What you need to do ->
Write out all of the records exactly once more and skip the images.

"""

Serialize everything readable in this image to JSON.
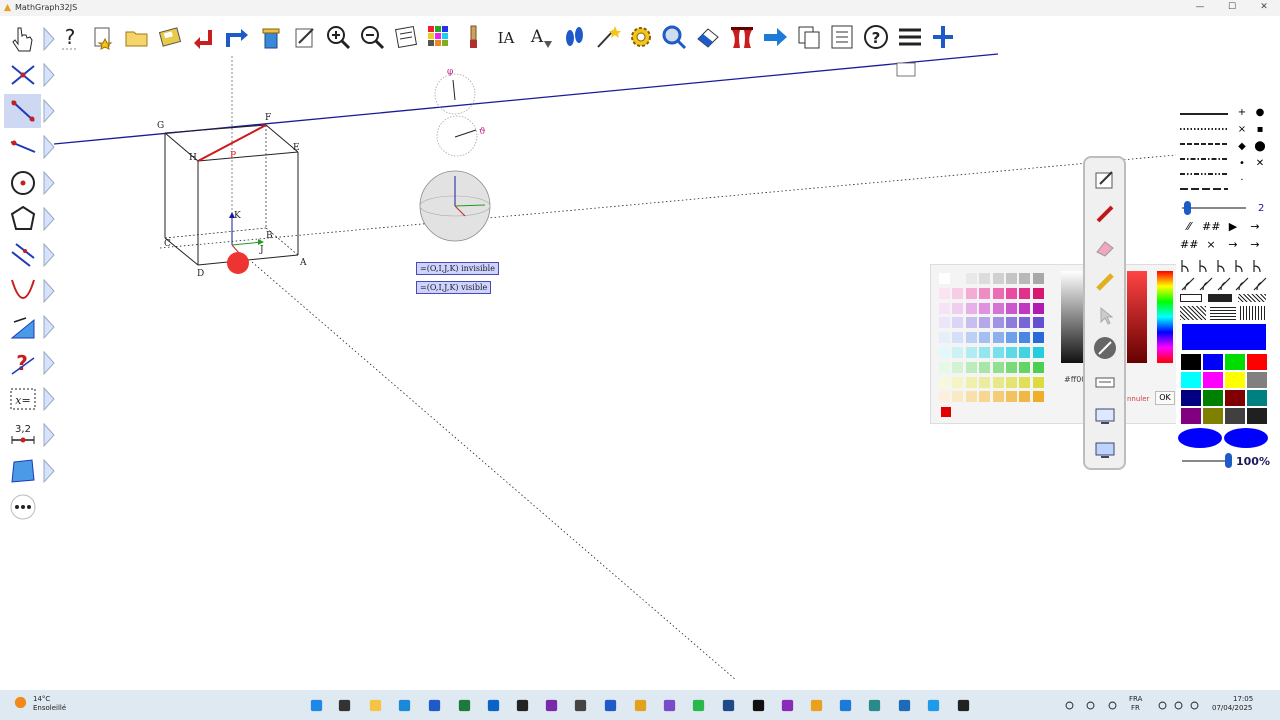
{
  "window": {
    "title": "MathGraph32JS",
    "minimize": "—",
    "maximize": "☐",
    "close": "✕"
  },
  "toolbar": {
    "items": [
      "help-button",
      "new-figure-button",
      "open-button",
      "save-button",
      "undo-button",
      "redo-button",
      "delete-button",
      "edit-button",
      "zoom-in-button",
      "zoom-out-button",
      "protocol-button",
      "palette-button",
      "brush-button",
      "text-button",
      "label-button",
      "footprint-button",
      "magic-button",
      "settings-button",
      "search-button",
      "erase-button",
      "curtain-button",
      "forward-button",
      "copy-button",
      "list-button",
      "question-button",
      "menu-button",
      "plus-button"
    ],
    "help_label": "?",
    "text_label": "IA",
    "label_label": "A"
  },
  "left_tools": {
    "numeric_label": "3,2",
    "formula_label": "x="
  },
  "figure": {
    "points": {
      "A": "A",
      "B": "B",
      "C": "C",
      "D": "D",
      "E": "E",
      "F": "F",
      "G": "G",
      "H": "H",
      "I": "I",
      "J": "J",
      "K": "K",
      "P": "P"
    },
    "phi": "φ",
    "theta": "ϑ",
    "btn_invisible": "=(O,I,J,K) invisible",
    "btn_visible": "=(O,I,J,K) visible"
  },
  "color_panel": {
    "hex_value": "#ff00",
    "cancel_label": "nnuler",
    "ok_label": "OK",
    "selected_color": "#e00000"
  },
  "style_panel": {
    "thickness_value": "2",
    "opacity_value": "100%"
  },
  "taskbar": {
    "weather_temp": "14°C",
    "weather_desc": "Ensoleillé",
    "lang_top": "FRA",
    "lang_bottom": "FR",
    "time": "17:05",
    "date": "07/04/2025"
  }
}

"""

The answer ->
Serialize everything readable in this image to JSON.
{
  "window": {
    "title": "MathGraph32JS",
    "minimize": "—",
    "maximize": "☐",
    "close": "✕"
  },
  "toolbar": {
    "items": [
      "help-button",
      "new-figure-button",
      "open-button",
      "save-button",
      "undo-button",
      "redo-button",
      "delete-button",
      "edit-button",
      "zoom-in-button",
      "zoom-out-button",
      "protocol-button",
      "palette-button",
      "brush-button",
      "text-button",
      "label-button",
      "footprint-button",
      "magic-button",
      "settings-button",
      "search-button",
      "erase-button",
      "curtain-button",
      "forward-button",
      "copy-button",
      "list-button",
      "question-button",
      "menu-button",
      "plus-button"
    ],
    "help_label": "?",
    "text_label": "IA",
    "label_label": "A"
  },
  "left_tools": {
    "numeric_label": "3,2",
    "formula_label": "x="
  },
  "figure": {
    "points": {
      "A": "A",
      "B": "B",
      "C": "C",
      "D": "D",
      "E": "E",
      "F": "F",
      "G": "G",
      "H": "H",
      "I": "I",
      "J": "J",
      "K": "K",
      "P": "P"
    },
    "phi": "φ",
    "theta": "ϑ",
    "btn_invisible": "=(O,I,J,K) invisible",
    "btn_visible": "=(O,I,J,K) visible"
  },
  "color_panel": {
    "hex_value": "#ff00",
    "cancel_label": "nnuler",
    "ok_label": "OK",
    "selected_color": "#e00000"
  },
  "style_panel": {
    "thickness_value": "2",
    "opacity_value": "100%"
  },
  "taskbar": {
    "weather_temp": "14°C",
    "weather_desc": "Ensoleillé",
    "lang_top": "FRA",
    "lang_bottom": "FR",
    "time": "17:05",
    "date": "07/04/2025"
  }
}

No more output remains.